Lowder’s invention lies in the dimension, straight length and shape of the oval blade rather than in the presence of the hinge. The history of who invented the numerous variations of obstetric instruments is notoriously complicated but the idea of the hinge, making the instrument easier to carry, is also seen in the instruments of a contemporary Dutch practitioner Mathias Saxtorffe or Saxtorph (of Copenhagen) amongst others. One of the earliest mentions of a hinged instrument is about Jonathan Freke (1688-1756) of St Bathlomew’s Hopsital, who used hinged forceps.
The use of instruments to assist in difficult childbirths in the 18th century was controversial and as many contemporaries were as critical of the use of the instrument as they were of using it secretly. This was a practice which was also common at a time when a man midwife had to work by touch, often reaching under a sheet, because he had to avoid accusations of inappropriate behaviour and indecency with his female patients. The fact that Lowder’s vectis had a hinge for ease of carriage also meant it fit nicely in the practitioner’s pocket and might be secretly deployed more easily.
Lowder was one of a fascinating generation of male midwives. Though his practice was still regarded with suspicion in his own time, he and his contemporaries appear very sincere in their desire to make childbirth safer, if more medicialised and not necessarily patient friendly at all!
Tyson, Blake B.SC. 1806-7. A Cumbrian Medical Student at Edinburgh University in 1806-7. York: University of York. (Of especial interest is an image of a certificate signed by Orme and Lowder).
Bibliography and Further Reading
Van Teijlingen, Edwin R. 2004. Midwifery and the Medicalization of Childbirth: Comparative Perspectives.

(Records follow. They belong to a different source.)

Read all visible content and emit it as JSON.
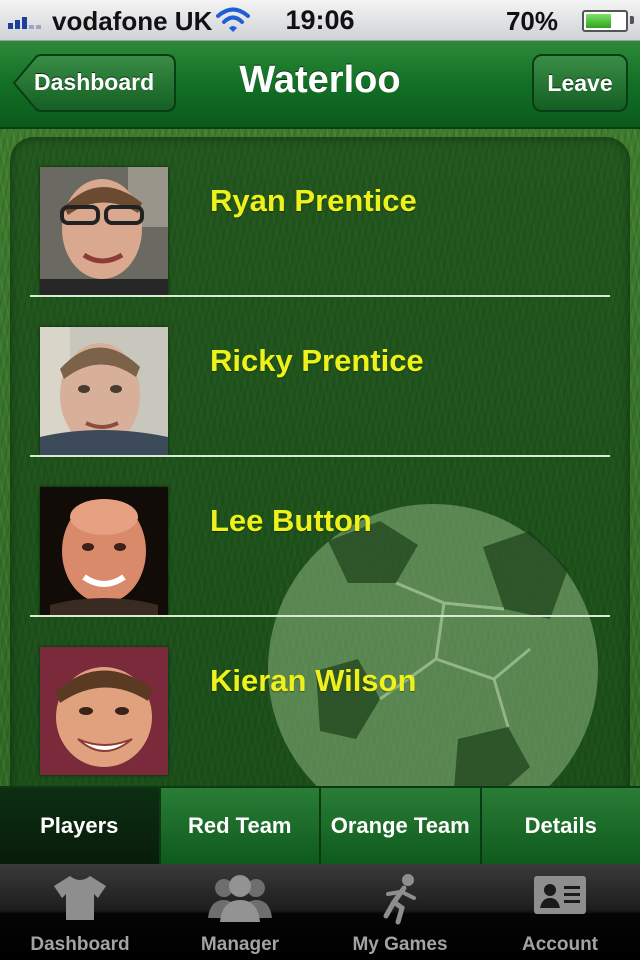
{
  "status_bar": {
    "carrier": "vodafone UK",
    "time": "19:06",
    "battery_percent": "70%",
    "battery_level": 0.7
  },
  "nav": {
    "title": "Waterloo",
    "back_label": "Dashboard",
    "leave_label": "Leave"
  },
  "players": [
    {
      "name": "Ryan Prentice",
      "avatar": "photo-young-man-glasses"
    },
    {
      "name": "Ricky Prentice",
      "avatar": "photo-young-man-short-hair"
    },
    {
      "name": "Lee Button",
      "avatar": "photo-bald-man"
    },
    {
      "name": "Kieran Wilson",
      "avatar": "photo-smiling-man"
    }
  ],
  "segments": [
    {
      "label": "Players",
      "active": true
    },
    {
      "label": "Red Team",
      "active": false
    },
    {
      "label": "Orange Team",
      "active": false
    },
    {
      "label": "Details",
      "active": false
    }
  ],
  "tab_bar": [
    {
      "label": "Dashboard",
      "icon": "shirt-icon"
    },
    {
      "label": "Manager",
      "icon": "people-icon"
    },
    {
      "label": "My Games",
      "icon": "runner-icon"
    },
    {
      "label": "Account",
      "icon": "id-card-icon"
    }
  ],
  "colors": {
    "nav_green": "#127025",
    "player_name": "#eef21a",
    "tab_label": "#a3a3a3"
  }
}
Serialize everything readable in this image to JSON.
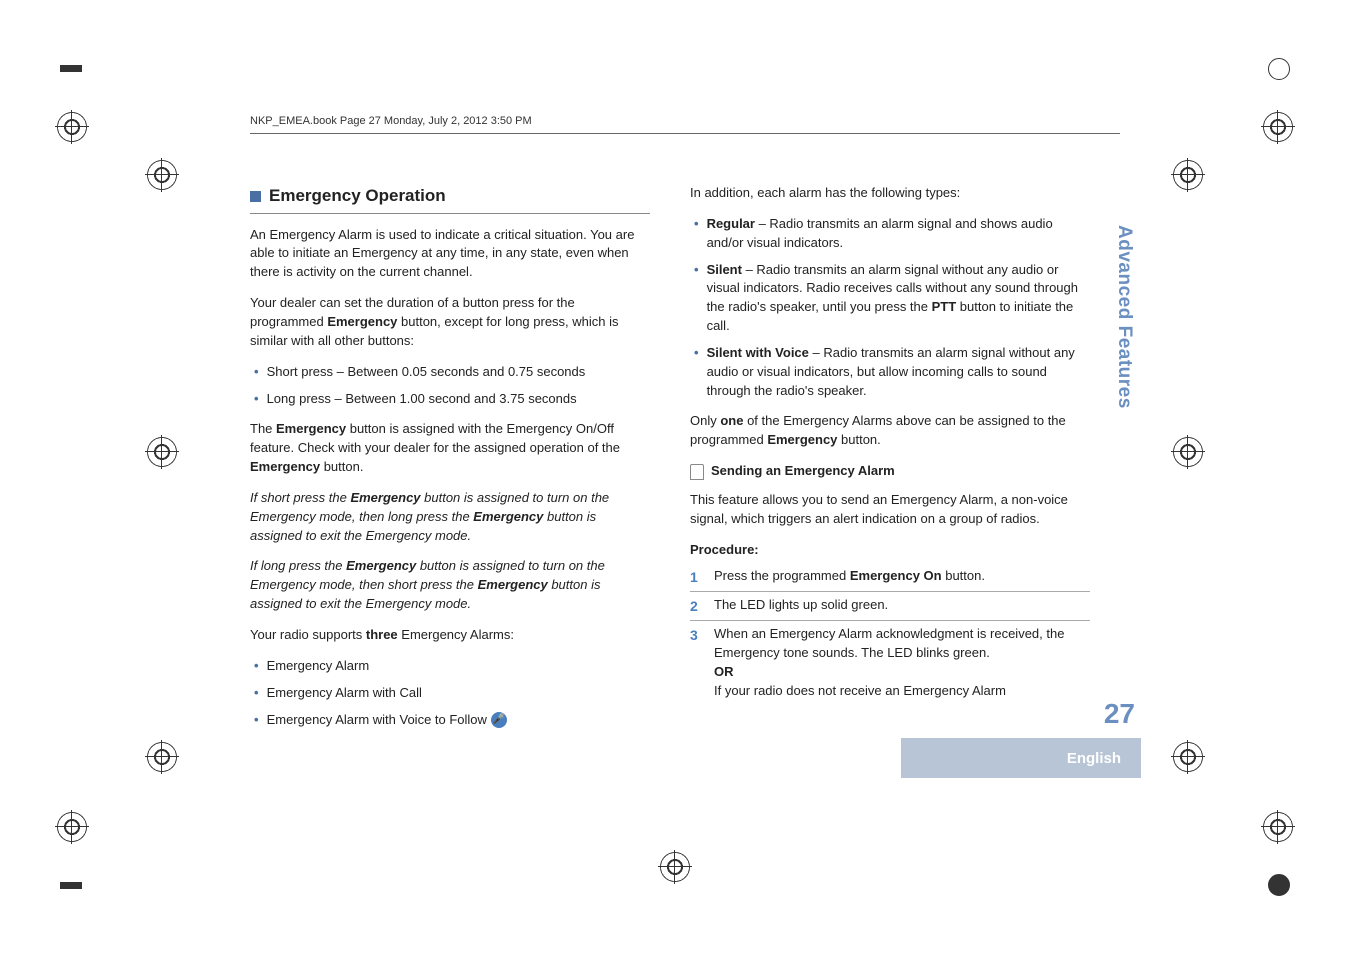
{
  "header": "NKP_EMEA.book  Page 27  Monday, July 2, 2012  3:50 PM",
  "side_tab": "Advanced Features",
  "page_number": "27",
  "language": "English",
  "left": {
    "heading": "Emergency Operation",
    "p1": "An Emergency Alarm is used to indicate a critical situation. You are able to initiate an Emergency at any time, in any state, even when there is activity on the current channel.",
    "p2a": "Your dealer can set the duration of a button press for the programmed ",
    "p2b": "Emergency",
    "p2c": " button, except for long press, which is similar with all other buttons:",
    "b1": "Short press – Between 0.05 seconds and 0.75 seconds",
    "b2": "Long press – Between 1.00 second and 3.75 seconds",
    "p3a": "The ",
    "p3b": "Emergency",
    "p3c": " button is assigned with the Emergency On/Off feature. Check with your dealer for the assigned operation of the ",
    "p3d": "Emergency",
    "p3e": " button.",
    "p4a": "If short press the ",
    "p4b": "Emergency",
    "p4c": " button is assigned to turn on the Emergency mode, then long press the ",
    "p4d": "Emergency",
    "p4e": " button is assigned to exit the Emergency mode.",
    "p5a": "If long press the ",
    "p5b": "Emergency",
    "p5c": " button is assigned to turn on the Emergency mode, then short press the ",
    "p5d": "Emergency",
    "p5e": " button is assigned to exit the Emergency mode.",
    "p6a": "Your radio supports ",
    "p6b": "three",
    "p6c": " Emergency Alarms:",
    "b3": "Emergency Alarm",
    "b4": "Emergency Alarm with Call",
    "b5": "Emergency Alarm with Voice to Follow"
  },
  "right": {
    "p1": "In addition, each alarm has the following types:",
    "b1a": "Regular",
    "b1b": " – Radio transmits an alarm signal and shows audio and/or visual indicators.",
    "b2a": "Silent",
    "b2b": " – Radio transmits an alarm signal without any audio or visual indicators. Radio receives calls without any sound through the radio's speaker, until you press the ",
    "b2c": "PTT",
    "b2d": " button to initiate the call.",
    "b3a": "Silent with Voice",
    "b3b": " – Radio transmits an alarm signal without any audio or visual indicators, but allow incoming calls to sound through the radio's speaker.",
    "p2a": "Only ",
    "p2b": "one",
    "p2c": " of the Emergency Alarms above can be assigned to the programmed ",
    "p2d": "Emergency",
    "p2e": " button.",
    "sub": "Sending an Emergency Alarm",
    "p3": "This feature allows you to send an Emergency Alarm, a non-voice signal, which triggers an alert indication on a group of radios.",
    "proc": "Procedure:",
    "s1a": "Press the programmed ",
    "s1b": "Emergency On",
    "s1c": " button.",
    "s2": "The LED lights up solid green.",
    "s3a": "When an Emergency Alarm acknowledgment is received, the Emergency tone sounds. The LED blinks green.",
    "s3b": "OR",
    "s3c": "If your radio does not receive an Emergency Alarm"
  }
}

Nova Publishers.
Wilson, Adrian. 1995. The Making of Man-midwifery: Childbirth in England, 1660-1770. Harvard University Press.
Hibbard, Bryan M. 2000. The Obstetrician’s Armamentarium: Historical Obstetric Instruments and Their Inventors. Norman Publishing.
Springer, Harry Owen. 2016. Simulation in Healthcare Education: An Extensive History.
Fasti Academiae Mariscallanae Aberdonensis : selections from the records of the Marischal College and University, MDXClll-MDCCCLX by University of Aberdeen. Marischal College; Anderson, Peter John, 1852-1926; Johnstone, James Fowler Kellas, 1846-1928
Pearson, John. 1822. The Life of William Hey. Husst.
Elisabeth Bennion. 1979. Antique Medical Instruments. University of California Press.
To cite this post : Kirsty Chilton, “William Lowder: A Male Midwife in 18th-Century England”, Museum Highlights (blog on oldoperatingtheatre.com), February 20, 2016. [On line] http://http://oldoperatingthea...
Kirsty Chilton is assistant curator at the Old Operating Theatre Museum and Herb Garret. She is not too fond of selfies, hence the lego Resurrection Man.